Girard’s furniture is less well known, primarily because most of it was designed for private commissions. The market for his work in this area is “emerging,” in the parlance of the trade. As recently as 2010, Christie’s sold a circa-1964 gilt-bronze and brass coffee table by Girard and a wall clock decorated with an image of a serpent encircling itself — a favorite Girard motif. One Girard design that Herman Miller did put into production was based on work he did for Braniff Airways. In 1965, when air travel still had some cachet, Braniff decided to spruce up its look under the marketing slogan “The End of the Plain Plane.” Girard was brought in and promptly had the hulls of the company’s jets each painted in one of seven vibrant colors. He upholstered the seats in a snazzy checked fabric, and — being a designer who believed in having a hand in all aspects of a commission — redesigned every element aboard, down to the playing cards and sugar packets. (He hired Emilio Pucci, however, to design the flight attendants’ uniforms.)
For Braniff’s airport lounges, Girard designed settees and chairs with sleek curving seats and floating back rests. In 1967, Herman Miller issued the furniture with slight modifications (the settee became a three-seater sofa, for example) then dropped the line the following year. These pieces, though rare, occasionally come to market.
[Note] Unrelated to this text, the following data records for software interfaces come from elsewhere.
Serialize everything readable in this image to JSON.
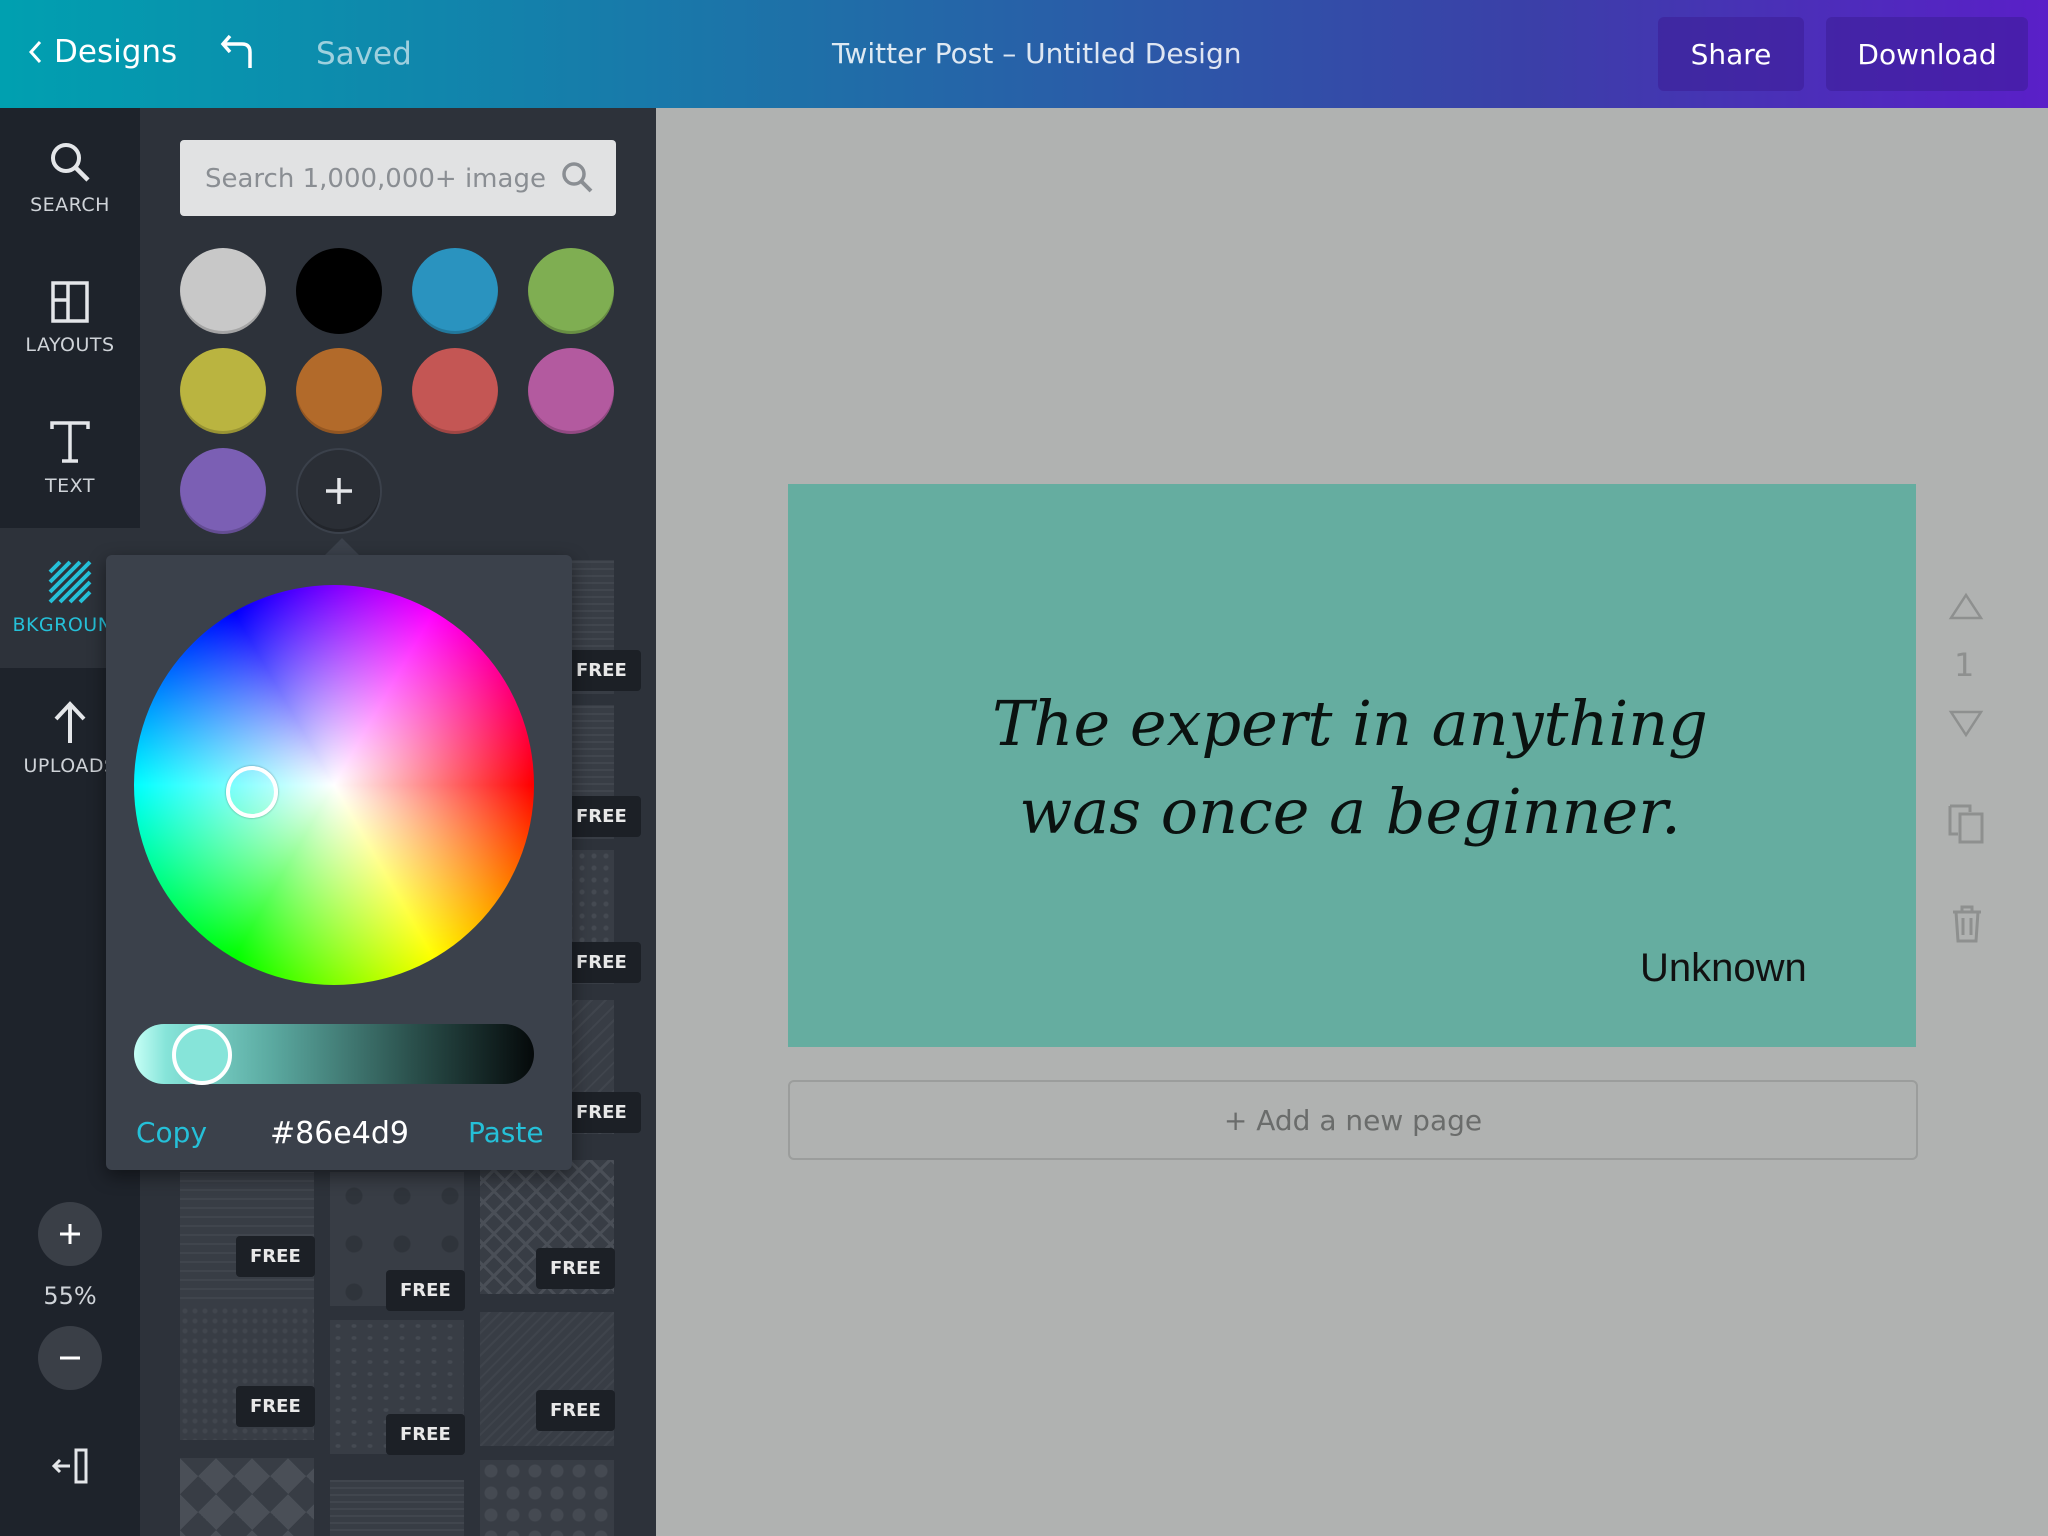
{
  "header": {
    "back_label": "Designs",
    "saved_label": "Saved",
    "title": "Twitter Post – Untitled Design",
    "share_label": "Share",
    "download_label": "Download"
  },
  "rail": {
    "items": [
      {
        "label": "SEARCH",
        "icon": "search-icon"
      },
      {
        "label": "LAYOUTS",
        "icon": "layouts-icon"
      },
      {
        "label": "TEXT",
        "icon": "text-icon"
      },
      {
        "label": "BKGROUND",
        "icon": "background-icon"
      },
      {
        "label": "UPLOADS",
        "icon": "upload-icon"
      }
    ],
    "zoom": "55%"
  },
  "panel": {
    "search_placeholder": "Search 1,000,000+ images",
    "swatches": [
      "#c8c8c8",
      "#000000",
      "#2a93bf",
      "#7fae52",
      "#bab440",
      "#b26a2a",
      "#c45654",
      "#b35a9f",
      "#7b5fb4"
    ],
    "free_label": "FREE"
  },
  "picker": {
    "copy_label": "Copy",
    "paste_label": "Paste",
    "hex": "#86e4d9"
  },
  "canvas": {
    "quote": "The expert in anything was once a beginner.",
    "author": "Unknown",
    "add_page_label": "+ Add a new page",
    "page_number": "1",
    "background_color": "#65ada0"
  },
  "colors": {
    "accent": "#25c0d8"
  }
}
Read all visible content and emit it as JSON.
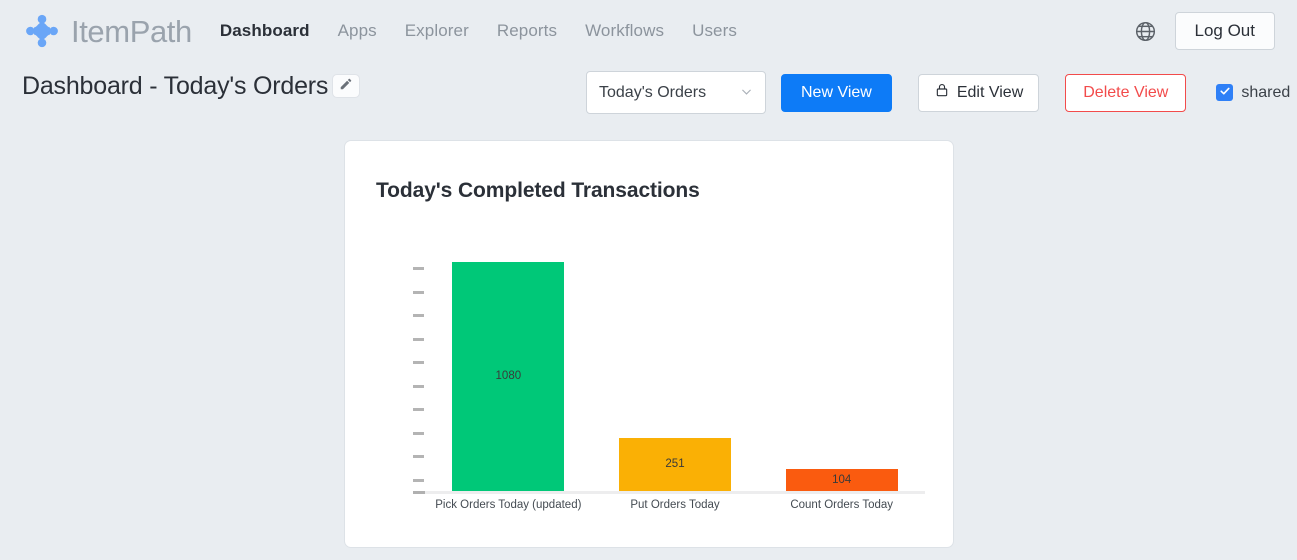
{
  "header": {
    "brand_name": "ItemPath",
    "brand_icon": "itempath-dots-logo",
    "nav": [
      {
        "label": "Dashboard",
        "active": true
      },
      {
        "label": "Apps",
        "active": false
      },
      {
        "label": "Explorer",
        "active": false
      },
      {
        "label": "Reports",
        "active": false
      },
      {
        "label": "Workflows",
        "active": false
      },
      {
        "label": "Users",
        "active": false
      }
    ],
    "globe_icon": "globe-icon",
    "logout_label": "Log Out"
  },
  "subbar": {
    "page_title": "Dashboard - Today's Orders",
    "edit_title_icon": "pencil-icon",
    "view_select": {
      "value": "Today's Orders",
      "caret_icon": "chevron-down-icon"
    },
    "new_view_label": "New View",
    "edit_view_label": "Edit View",
    "edit_view_icon": "lock-icon",
    "delete_view_label": "Delete View",
    "shared_label": "shared",
    "shared_checked": true,
    "check_icon": "check-icon"
  },
  "card": {
    "title": "Today's Completed Transactions"
  },
  "colors": {
    "accent_blue": "#0d7bf7",
    "danger_red": "#f24b4b",
    "bar_green": "#00c878",
    "bar_amber": "#fab005",
    "bar_orange": "#fa5b0f"
  },
  "chart_data": {
    "type": "bar",
    "title": "Today's Completed Transactions",
    "xlabel": "",
    "ylabel": "",
    "grid": false,
    "legend": "none",
    "ylim": [
      0,
      1200
    ],
    "y_tick_count": 10,
    "y_tick_labels": [],
    "categories": [
      "Pick Orders Today (updated)",
      "Put Orders Today",
      "Count Orders Today"
    ],
    "values": [
      1080,
      251,
      104
    ],
    "value_labels": [
      "1080",
      "251",
      "104"
    ],
    "bar_colors": [
      "#00c878",
      "#fab005",
      "#fa5b0f"
    ]
  }
}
The project that may have best showcased Girard’s multiple talents was a restaurant: La Fonda del Sol, a pan-Latin boîte that opened in 1960 in New York’s Time & Life Building. The establishment was owned by the firm Restaurant Associates, which intended La Fonda to serve as a lively counterpoint to the more reserved modernism of another of its holdings, the Philip Johnson–designed Four Seasons restaurant. Thanks to Girard, it may have been the most exuberant eatery in town. He created, essentially, a Latino cabinet of curiosities, with staggered niches holding pre-Columbian artifacts and, of course, his beloved folk art. Signage in a perky font pointed the way, in both English and Spanish, to every area, from the restrooms to the bar. As was his wont, Girard’s design hand was far-reaching — although he did farm out the design of the chairs to Charles Eames — from the colorful waitstaff uniforms and columns in chrome that suggested palm tree trunks to the pastel tableware and cutlery. Girard crafted tiles depicting more than 40 different illustrations of the sun.
In connection to a show at Minneapolis’s Walker Art Center that included Girard’s work, textile designer Jack Lenor Larsen wrote in the Design Quarterly: “[T]he prime concern of environmental design was how people feel in a space. This is Girard’s message and his main contribution. At a time when modern architecture was becoming a larger, more standardized aspect of the corporate establishment, the success of La Fonda whetted our appetites for more romantic, diversified interiors.” (Ephemera from the restaurant are not difficult to find, including large serving dishes and glassware sets and such smaller items as salt-and-pepper shakers and matchstick holders.)
Girard’s most lasting contribution, however, may be his folk art collection. He and Susan had begun gathering pieces shortly after their marriage, in 1936. By the 1970s, they had amassed the world’s largest collection of cross-cultural folk art, composed of more than 100,000 pieces from around the world. The Girards donated their holdings to the Museum of International Folk Art, in Santa Fe (where they had moved in the ’60s), quintupling the institution’s collection, and a new wing — named for the Girards — had to be built to hold it. That building opened in 1982 with a 10,000-item exhibition curated by Girard and entitled “Multiple Visions: A Common Bond.” That show is still in place after 40 years, highlighting ceremonial masks, beadwork, costumes and thousands of toys and figurines. It is visually staggering, fun, funny and edifying — a work of art unto itself.
“I think Girard wanted to show that there was common ground between every culture and that there are universal themes that all peoples have tried to explore through art,” says Bright. “You have to remember the times in which Girard was working. There was the Cold War, Vietnam, social upheaval, political assassinations. I believe that he wanted to send a reassuring message: that for all our troubles, the world is still a good place.”